[DATA FOR ANALYSIS]

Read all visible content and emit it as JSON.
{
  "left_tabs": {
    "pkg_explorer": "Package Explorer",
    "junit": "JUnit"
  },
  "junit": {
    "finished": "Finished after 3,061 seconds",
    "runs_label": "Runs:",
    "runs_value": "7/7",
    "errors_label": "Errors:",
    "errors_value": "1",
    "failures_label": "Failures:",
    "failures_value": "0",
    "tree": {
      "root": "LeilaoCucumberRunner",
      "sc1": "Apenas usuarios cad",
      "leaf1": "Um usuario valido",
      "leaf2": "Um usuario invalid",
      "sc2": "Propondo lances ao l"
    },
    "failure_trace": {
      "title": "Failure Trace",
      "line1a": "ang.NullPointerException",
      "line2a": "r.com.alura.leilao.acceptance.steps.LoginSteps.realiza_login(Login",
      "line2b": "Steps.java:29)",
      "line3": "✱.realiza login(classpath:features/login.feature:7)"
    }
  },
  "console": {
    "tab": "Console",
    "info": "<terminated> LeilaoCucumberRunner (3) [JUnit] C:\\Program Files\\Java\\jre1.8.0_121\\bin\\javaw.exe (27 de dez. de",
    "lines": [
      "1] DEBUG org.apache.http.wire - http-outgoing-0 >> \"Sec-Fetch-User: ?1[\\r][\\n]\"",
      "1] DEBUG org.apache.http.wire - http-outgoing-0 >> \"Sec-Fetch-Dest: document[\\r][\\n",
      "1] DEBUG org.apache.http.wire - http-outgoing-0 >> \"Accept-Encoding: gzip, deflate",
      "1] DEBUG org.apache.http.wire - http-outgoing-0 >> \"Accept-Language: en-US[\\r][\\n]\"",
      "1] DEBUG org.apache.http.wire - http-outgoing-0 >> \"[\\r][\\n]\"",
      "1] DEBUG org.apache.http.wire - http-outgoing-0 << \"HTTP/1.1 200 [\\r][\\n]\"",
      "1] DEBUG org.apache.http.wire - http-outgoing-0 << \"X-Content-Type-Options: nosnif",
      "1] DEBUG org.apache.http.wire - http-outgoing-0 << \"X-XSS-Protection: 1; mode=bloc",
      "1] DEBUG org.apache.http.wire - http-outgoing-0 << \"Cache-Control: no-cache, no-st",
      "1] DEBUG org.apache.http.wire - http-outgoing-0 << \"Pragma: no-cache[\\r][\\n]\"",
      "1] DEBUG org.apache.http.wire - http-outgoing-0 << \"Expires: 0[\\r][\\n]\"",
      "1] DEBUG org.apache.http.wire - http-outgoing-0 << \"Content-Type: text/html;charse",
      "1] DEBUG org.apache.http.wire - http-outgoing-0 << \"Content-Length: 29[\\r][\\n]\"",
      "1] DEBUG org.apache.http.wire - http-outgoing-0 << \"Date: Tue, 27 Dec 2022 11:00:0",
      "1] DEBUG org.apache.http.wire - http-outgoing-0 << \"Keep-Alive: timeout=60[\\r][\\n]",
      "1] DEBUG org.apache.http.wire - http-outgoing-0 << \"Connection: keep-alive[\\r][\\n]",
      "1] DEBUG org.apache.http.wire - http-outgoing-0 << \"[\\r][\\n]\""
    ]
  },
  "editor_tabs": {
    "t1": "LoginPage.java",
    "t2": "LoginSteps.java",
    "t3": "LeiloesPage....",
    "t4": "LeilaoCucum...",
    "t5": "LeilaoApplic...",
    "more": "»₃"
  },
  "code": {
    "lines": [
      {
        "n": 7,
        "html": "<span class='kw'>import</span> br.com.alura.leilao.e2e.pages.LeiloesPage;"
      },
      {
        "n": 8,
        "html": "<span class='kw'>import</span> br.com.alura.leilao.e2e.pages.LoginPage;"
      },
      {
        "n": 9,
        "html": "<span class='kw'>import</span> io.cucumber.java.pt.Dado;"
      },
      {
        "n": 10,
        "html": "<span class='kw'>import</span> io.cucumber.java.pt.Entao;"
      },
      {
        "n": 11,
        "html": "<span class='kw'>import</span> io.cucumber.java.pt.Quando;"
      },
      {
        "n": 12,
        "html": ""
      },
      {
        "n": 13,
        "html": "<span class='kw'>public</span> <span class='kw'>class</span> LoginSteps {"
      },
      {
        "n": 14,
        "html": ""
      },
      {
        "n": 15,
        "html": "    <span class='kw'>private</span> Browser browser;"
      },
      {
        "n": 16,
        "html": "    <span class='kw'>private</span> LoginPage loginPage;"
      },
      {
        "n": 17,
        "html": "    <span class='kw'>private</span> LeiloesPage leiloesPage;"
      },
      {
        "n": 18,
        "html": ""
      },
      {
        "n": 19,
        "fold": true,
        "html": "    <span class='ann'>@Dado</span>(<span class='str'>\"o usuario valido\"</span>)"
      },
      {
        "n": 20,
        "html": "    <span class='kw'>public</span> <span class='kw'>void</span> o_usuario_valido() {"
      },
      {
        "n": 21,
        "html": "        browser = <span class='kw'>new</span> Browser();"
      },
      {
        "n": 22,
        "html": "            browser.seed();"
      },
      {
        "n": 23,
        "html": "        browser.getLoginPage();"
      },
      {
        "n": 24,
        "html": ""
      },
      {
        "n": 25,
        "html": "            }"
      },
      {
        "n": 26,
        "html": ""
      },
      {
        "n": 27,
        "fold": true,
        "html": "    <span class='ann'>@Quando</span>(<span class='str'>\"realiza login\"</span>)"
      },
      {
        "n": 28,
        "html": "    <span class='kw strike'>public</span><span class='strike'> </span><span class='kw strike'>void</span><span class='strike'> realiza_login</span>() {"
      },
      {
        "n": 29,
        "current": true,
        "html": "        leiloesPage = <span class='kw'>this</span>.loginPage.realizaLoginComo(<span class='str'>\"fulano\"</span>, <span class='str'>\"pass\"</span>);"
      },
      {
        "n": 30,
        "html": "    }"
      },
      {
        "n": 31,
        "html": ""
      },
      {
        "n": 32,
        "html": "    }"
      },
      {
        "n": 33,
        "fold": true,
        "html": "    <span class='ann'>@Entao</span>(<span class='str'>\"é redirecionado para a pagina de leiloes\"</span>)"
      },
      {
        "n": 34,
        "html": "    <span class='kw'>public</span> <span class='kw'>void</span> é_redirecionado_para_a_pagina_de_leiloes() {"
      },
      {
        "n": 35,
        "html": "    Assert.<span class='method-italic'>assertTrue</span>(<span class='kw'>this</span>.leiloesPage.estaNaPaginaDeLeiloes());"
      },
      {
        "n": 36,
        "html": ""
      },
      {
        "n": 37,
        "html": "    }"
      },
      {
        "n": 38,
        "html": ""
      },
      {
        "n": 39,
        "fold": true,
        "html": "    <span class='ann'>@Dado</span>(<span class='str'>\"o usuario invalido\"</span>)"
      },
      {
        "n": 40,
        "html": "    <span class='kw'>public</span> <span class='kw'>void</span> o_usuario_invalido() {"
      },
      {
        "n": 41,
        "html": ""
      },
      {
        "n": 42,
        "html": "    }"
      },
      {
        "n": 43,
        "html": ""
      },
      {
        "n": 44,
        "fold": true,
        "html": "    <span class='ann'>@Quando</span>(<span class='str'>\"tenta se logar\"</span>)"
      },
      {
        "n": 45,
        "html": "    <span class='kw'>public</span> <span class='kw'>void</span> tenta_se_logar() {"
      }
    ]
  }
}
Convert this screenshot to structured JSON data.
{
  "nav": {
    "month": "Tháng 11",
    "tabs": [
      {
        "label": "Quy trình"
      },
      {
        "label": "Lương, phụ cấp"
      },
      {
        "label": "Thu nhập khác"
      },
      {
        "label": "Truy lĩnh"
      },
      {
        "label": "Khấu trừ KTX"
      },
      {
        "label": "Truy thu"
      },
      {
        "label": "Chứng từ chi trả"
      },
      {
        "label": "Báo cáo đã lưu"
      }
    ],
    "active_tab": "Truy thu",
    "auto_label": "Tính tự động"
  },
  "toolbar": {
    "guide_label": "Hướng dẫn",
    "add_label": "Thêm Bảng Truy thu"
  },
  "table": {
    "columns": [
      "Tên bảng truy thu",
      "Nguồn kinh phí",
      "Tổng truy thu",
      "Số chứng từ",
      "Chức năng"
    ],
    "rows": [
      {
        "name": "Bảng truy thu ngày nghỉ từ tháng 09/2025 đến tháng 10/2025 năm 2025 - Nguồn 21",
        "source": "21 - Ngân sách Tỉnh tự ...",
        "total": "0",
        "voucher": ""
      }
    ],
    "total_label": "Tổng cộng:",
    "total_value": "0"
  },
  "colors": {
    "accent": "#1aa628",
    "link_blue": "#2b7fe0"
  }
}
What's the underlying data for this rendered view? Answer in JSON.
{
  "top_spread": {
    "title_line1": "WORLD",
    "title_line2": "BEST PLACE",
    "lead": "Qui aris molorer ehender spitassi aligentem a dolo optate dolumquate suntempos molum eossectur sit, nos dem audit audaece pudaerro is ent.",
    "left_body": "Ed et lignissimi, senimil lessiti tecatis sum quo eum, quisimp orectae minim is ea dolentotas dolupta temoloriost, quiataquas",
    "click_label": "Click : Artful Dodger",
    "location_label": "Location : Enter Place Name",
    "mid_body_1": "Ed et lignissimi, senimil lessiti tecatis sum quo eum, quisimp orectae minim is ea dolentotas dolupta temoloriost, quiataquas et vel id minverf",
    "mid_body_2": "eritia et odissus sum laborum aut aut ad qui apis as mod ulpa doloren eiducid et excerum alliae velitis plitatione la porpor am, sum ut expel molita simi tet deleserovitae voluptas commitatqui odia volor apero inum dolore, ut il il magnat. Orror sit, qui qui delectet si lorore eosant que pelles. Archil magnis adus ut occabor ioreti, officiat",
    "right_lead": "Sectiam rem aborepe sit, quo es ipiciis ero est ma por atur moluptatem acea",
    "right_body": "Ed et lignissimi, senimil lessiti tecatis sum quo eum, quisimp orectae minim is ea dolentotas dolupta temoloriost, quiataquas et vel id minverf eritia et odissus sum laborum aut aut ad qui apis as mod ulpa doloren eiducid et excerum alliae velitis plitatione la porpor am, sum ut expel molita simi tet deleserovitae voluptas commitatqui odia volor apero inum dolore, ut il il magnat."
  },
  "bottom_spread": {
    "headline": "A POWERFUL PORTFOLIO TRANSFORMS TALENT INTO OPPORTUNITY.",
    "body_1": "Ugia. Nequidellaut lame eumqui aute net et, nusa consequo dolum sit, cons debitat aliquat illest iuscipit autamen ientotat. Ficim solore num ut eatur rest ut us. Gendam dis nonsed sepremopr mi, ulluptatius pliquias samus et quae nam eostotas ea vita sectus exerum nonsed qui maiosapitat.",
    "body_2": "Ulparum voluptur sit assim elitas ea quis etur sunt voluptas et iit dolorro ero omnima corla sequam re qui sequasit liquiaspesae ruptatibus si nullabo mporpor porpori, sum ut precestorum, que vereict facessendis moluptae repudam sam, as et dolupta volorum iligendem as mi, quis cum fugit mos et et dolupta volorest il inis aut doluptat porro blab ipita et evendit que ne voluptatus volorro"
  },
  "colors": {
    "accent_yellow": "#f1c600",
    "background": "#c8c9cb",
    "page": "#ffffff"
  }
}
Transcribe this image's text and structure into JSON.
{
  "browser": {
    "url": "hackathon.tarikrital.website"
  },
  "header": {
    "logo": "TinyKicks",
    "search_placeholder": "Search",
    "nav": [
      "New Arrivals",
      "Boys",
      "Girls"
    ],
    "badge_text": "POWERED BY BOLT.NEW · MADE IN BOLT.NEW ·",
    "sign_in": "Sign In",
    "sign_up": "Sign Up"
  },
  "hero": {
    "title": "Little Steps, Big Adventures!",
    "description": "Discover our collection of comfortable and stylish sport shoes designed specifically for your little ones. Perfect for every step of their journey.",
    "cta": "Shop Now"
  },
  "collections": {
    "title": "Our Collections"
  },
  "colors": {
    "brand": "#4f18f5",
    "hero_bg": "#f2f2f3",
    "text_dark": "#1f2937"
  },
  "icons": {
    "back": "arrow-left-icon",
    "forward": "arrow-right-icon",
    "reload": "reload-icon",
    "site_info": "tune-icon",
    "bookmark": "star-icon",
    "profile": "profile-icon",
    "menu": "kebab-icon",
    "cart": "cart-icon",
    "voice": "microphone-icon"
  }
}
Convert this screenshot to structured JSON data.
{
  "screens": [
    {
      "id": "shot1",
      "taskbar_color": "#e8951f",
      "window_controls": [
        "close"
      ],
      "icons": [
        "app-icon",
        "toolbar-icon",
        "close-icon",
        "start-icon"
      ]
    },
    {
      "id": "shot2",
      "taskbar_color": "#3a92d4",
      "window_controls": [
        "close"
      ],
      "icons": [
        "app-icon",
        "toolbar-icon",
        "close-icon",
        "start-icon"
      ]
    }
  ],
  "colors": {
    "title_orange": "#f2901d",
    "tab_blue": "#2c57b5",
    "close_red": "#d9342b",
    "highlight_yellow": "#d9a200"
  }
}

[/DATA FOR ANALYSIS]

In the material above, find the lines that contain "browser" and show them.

        "html": "    <span class='kw'>private</span> Browser browser;"
        "html": "        browser = <span class='kw'>new</span> Browser();"
        "html": "            browser.seed();"
        "html": "        browser.getLoginPage();"
  "browser": {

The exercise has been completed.